EXERCISE BRIEF
Every line holding the string "this" should be copied from the listing.
______
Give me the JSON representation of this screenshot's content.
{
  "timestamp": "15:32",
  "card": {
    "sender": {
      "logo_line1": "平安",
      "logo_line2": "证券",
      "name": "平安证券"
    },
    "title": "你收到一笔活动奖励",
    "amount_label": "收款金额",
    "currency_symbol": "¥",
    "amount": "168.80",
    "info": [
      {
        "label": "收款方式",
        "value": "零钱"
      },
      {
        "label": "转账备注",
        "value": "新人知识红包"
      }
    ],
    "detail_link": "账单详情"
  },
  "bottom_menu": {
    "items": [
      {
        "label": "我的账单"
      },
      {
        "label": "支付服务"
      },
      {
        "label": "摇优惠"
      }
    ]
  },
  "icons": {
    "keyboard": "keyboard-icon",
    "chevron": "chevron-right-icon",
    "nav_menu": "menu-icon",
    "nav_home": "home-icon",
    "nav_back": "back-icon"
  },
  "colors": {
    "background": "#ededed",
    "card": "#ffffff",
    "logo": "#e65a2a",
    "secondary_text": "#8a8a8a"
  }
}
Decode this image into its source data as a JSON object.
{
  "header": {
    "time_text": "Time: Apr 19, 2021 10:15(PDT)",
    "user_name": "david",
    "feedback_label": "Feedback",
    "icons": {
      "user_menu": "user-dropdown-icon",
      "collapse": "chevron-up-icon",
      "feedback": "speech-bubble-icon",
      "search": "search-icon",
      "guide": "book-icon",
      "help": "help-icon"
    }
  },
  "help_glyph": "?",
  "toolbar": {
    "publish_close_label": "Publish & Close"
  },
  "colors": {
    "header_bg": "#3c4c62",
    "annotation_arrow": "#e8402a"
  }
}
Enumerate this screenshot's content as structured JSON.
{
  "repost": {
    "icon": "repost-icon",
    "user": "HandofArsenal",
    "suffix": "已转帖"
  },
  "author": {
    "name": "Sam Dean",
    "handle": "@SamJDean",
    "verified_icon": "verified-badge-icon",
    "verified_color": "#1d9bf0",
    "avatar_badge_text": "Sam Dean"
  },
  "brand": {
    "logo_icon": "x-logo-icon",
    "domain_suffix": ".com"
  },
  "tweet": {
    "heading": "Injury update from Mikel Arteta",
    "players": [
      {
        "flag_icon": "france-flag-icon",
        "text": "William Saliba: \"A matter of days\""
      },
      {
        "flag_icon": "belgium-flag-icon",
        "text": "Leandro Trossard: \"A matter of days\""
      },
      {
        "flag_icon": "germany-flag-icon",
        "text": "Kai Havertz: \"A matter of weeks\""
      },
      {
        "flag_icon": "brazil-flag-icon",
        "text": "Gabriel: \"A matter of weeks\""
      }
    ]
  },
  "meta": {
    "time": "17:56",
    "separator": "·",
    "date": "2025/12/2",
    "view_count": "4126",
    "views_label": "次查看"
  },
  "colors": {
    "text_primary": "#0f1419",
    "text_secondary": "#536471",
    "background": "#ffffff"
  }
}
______
TASK SOLUTION
Give me the JSON representation of this screenshot's content.
Decode this image into its source data as a JSON object.
Enumerate this screenshot's content as structured JSON.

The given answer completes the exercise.